Element data from apps and pages
○ ○ ○ ○ ○

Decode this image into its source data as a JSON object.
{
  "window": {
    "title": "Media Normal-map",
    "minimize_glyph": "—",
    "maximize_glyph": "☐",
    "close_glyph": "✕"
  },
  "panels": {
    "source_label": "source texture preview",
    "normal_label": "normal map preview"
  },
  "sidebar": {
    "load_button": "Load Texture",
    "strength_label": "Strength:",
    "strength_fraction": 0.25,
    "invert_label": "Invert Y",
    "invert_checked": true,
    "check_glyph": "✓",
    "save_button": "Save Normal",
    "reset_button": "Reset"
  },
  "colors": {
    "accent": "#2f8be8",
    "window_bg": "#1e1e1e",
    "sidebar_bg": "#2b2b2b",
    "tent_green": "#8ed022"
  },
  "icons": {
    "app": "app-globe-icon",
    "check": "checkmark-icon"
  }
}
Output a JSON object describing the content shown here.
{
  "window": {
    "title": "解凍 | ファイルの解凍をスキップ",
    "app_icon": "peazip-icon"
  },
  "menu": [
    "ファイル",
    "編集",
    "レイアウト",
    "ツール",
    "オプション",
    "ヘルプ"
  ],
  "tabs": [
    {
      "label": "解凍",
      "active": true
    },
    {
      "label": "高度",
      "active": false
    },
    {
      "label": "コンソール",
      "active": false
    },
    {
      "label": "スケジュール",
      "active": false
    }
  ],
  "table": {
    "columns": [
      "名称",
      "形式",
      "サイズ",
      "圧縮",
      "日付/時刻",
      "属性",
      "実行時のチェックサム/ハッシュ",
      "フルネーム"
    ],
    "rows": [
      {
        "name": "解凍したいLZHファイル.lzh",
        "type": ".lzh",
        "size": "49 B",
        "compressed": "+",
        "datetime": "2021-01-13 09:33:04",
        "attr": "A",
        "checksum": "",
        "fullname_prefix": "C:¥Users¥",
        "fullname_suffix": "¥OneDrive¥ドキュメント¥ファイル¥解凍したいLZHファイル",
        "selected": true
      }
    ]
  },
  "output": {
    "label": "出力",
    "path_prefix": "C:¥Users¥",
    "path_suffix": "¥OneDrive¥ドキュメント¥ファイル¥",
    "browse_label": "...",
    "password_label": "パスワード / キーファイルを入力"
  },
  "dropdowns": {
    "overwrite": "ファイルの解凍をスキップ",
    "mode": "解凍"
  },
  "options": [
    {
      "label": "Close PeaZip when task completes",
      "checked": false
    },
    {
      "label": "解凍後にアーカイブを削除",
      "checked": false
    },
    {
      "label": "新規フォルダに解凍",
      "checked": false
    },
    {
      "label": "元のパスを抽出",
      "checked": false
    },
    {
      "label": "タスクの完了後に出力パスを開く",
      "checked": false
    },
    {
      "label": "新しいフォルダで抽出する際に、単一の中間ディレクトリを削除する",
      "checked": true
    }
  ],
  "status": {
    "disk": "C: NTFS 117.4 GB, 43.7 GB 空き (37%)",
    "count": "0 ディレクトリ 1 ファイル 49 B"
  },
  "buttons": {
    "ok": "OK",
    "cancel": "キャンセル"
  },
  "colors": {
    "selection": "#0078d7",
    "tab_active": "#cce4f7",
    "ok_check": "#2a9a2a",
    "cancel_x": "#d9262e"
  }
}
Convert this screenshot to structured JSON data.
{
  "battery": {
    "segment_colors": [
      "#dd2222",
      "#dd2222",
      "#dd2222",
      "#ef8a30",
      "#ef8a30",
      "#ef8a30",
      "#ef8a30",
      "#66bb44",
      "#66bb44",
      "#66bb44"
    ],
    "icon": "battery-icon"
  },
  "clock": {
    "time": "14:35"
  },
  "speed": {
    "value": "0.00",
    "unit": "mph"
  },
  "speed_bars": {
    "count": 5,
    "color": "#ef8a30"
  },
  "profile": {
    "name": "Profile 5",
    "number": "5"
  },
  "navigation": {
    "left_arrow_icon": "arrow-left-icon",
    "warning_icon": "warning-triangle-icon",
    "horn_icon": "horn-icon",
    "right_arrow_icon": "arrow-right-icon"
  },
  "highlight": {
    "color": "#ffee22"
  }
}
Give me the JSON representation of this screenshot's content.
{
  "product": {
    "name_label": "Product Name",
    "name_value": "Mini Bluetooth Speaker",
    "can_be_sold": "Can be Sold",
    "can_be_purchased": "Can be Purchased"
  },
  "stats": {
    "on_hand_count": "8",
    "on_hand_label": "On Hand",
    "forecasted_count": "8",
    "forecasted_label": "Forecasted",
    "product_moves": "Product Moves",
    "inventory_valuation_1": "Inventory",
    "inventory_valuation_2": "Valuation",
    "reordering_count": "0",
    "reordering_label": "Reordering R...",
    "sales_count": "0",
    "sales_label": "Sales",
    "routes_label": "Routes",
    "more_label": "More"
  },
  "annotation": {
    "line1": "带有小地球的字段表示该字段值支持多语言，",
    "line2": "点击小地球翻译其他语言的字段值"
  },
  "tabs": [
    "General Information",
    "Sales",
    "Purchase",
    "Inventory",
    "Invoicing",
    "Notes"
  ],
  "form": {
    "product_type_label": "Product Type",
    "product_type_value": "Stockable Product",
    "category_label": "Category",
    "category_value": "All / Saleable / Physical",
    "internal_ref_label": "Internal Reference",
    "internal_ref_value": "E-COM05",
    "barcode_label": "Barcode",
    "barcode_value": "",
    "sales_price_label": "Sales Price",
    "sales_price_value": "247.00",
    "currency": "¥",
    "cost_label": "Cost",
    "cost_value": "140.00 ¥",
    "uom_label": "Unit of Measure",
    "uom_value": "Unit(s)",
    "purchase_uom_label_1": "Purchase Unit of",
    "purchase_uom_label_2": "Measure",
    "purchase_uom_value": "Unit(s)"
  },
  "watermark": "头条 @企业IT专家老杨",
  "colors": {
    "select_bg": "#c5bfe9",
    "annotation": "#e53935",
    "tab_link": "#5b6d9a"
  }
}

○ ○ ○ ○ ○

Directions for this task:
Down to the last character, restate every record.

Response box:
Decode this image into its source data as a JSON object.
{
  "window": {
    "title": "Media Normal-map",
    "minimize_glyph": "—",
    "maximize_glyph": "☐",
    "close_glyph": "✕"
  },
  "panels": {
    "source_label": "source texture preview",
    "normal_label": "normal map preview"
  },
  "sidebar": {
    "load_button": "Load Texture",
    "strength_label": "Strength:",
    "strength_fraction": 0.25,
    "invert_label": "Invert Y",
    "invert_checked": true,
    "check_glyph": "✓",
    "save_button": "Save Normal",
    "reset_button": "Reset"
  },
  "colors": {
    "accent": "#2f8be8",
    "window_bg": "#1e1e1e",
    "sidebar_bg": "#2b2b2b",
    "tent_green": "#8ed022"
  },
  "icons": {
    "app": "app-globe-icon",
    "check": "checkmark-icon"
  }
}
Output a JSON object describing the content shown here.
{
  "window": {
    "title": "解凍 | ファイルの解凍をスキップ",
    "app_icon": "peazip-icon"
  },
  "menu": [
    "ファイル",
    "編集",
    "レイアウト",
    "ツール",
    "オプション",
    "ヘルプ"
  ],
  "tabs": [
    {
      "label": "解凍",
      "active": true
    },
    {
      "label": "高度",
      "active": false
    },
    {
      "label": "コンソール",
      "active": false
    },
    {
      "label": "スケジュール",
      "active": false
    }
  ],
  "table": {
    "columns": [
      "名称",
      "形式",
      "サイズ",
      "圧縮",
      "日付/時刻",
      "属性",
      "実行時のチェックサム/ハッシュ",
      "フルネーム"
    ],
    "rows": [
      {
        "name": "解凍したいLZHファイル.lzh",
        "type": ".lzh",
        "size": "49 B",
        "compressed": "+",
        "datetime": "2021-01-13 09:33:04",
        "attr": "A",
        "checksum": "",
        "fullname_prefix": "C:¥Users¥",
        "fullname_suffix": "¥OneDrive¥ドキュメント¥ファイル¥解凍したいLZHファイル",
        "selected": true
      }
    ]
  },
  "output": {
    "label": "出力",
    "path_prefix": "C:¥Users¥",
    "path_suffix": "¥OneDrive¥ドキュメント¥ファイル¥",
    "browse_label": "...",
    "password_label": "パスワード / キーファイルを入力"
  },
  "dropdowns": {
    "overwrite": "ファイルの解凍をスキップ",
    "mode": "解凍"
  },
  "options": [
    {
      "label": "Close PeaZip when task completes",
      "checked": false
    },
    {
      "label": "解凍後にアーカイブを削除",
      "checked": false
    },
    {
      "label": "新規フォルダに解凍",
      "checked": false
    },
    {
      "label": "元のパスを抽出",
      "checked": false
    },
    {
      "label": "タスクの完了後に出力パスを開く",
      "checked": false
    },
    {
      "label": "新しいフォルダで抽出する際に、単一の中間ディレクトリを削除する",
      "checked": true
    }
  ],
  "status": {
    "disk": "C: NTFS 117.4 GB, 43.7 GB 空き (37%)",
    "count": "0 ディレクトリ 1 ファイル 49 B"
  },
  "buttons": {
    "ok": "OK",
    "cancel": "キャンセル"
  },
  "colors": {
    "selection": "#0078d7",
    "tab_active": "#cce4f7",
    "ok_check": "#2a9a2a",
    "cancel_x": "#d9262e"
  }
}
Convert this screenshot to structured JSON data.
{
  "battery": {
    "segment_colors": [
      "#dd2222",
      "#dd2222",
      "#dd2222",
      "#ef8a30",
      "#ef8a30",
      "#ef8a30",
      "#ef8a30",
      "#66bb44",
      "#66bb44",
      "#66bb44"
    ],
    "icon": "battery-icon"
  },
  "clock": {
    "time": "14:35"
  },
  "speed": {
    "value": "0.00",
    "unit": "mph"
  },
  "speed_bars": {
    "count": 5,
    "color": "#ef8a30"
  },
  "profile": {
    "name": "Profile 5",
    "number": "5"
  },
  "navigation": {
    "left_arrow_icon": "arrow-left-icon",
    "warning_icon": "warning-triangle-icon",
    "horn_icon": "horn-icon",
    "right_arrow_icon": "arrow-right-icon"
  },
  "highlight": {
    "color": "#ffee22"
  }
}
Give me the JSON representation of this screenshot's content.
{
  "product": {
    "name_label": "Product Name",
    "name_value": "Mini Bluetooth Speaker",
    "can_be_sold": "Can be Sold",
    "can_be_purchased": "Can be Purchased"
  },
  "stats": {
    "on_hand_count": "8",
    "on_hand_label": "On Hand",
    "forecasted_count": "8",
    "forecasted_label": "Forecasted",
    "product_moves": "Product Moves",
    "inventory_valuation_1": "Inventory",
    "inventory_valuation_2": "Valuation",
    "reordering_count": "0",
    "reordering_label": "Reordering R...",
    "sales_count": "0",
    "sales_label": "Sales",
    "routes_label": "Routes",
    "more_label": "More"
  },
  "annotation": {
    "line1": "带有小地球的字段表示该字段值支持多语言，",
    "line2": "点击小地球翻译其他语言的字段值"
  },
  "tabs": [
    "General Information",
    "Sales",
    "Purchase",
    "Inventory",
    "Invoicing",
    "Notes"
  ],
  "form": {
    "product_type_label": "Product Type",
    "product_type_value": "Stockable Product",
    "category_label": "Category",
    "category_value": "All / Saleable / Physical",
    "internal_ref_label": "Internal Reference",
    "internal_ref_value": "E-COM05",
    "barcode_label": "Barcode",
    "barcode_value": "",
    "sales_price_label": "Sales Price",
    "sales_price_value": "247.00",
    "currency": "¥",
    "cost_label": "Cost",
    "cost_value": "140.00 ¥",
    "uom_label": "Unit of Measure",
    "uom_value": "Unit(s)",
    "purchase_uom_label_1": "Purchase Unit of",
    "purchase_uom_label_2": "Measure",
    "purchase_uom_value": "Unit(s)"
  },
  "watermark": "头条 @企业IT专家老杨",
  "colors": {
    "select_bg": "#c5bfe9",
    "annotation": "#e53935",
    "tab_link": "#5b6d9a"
  }
}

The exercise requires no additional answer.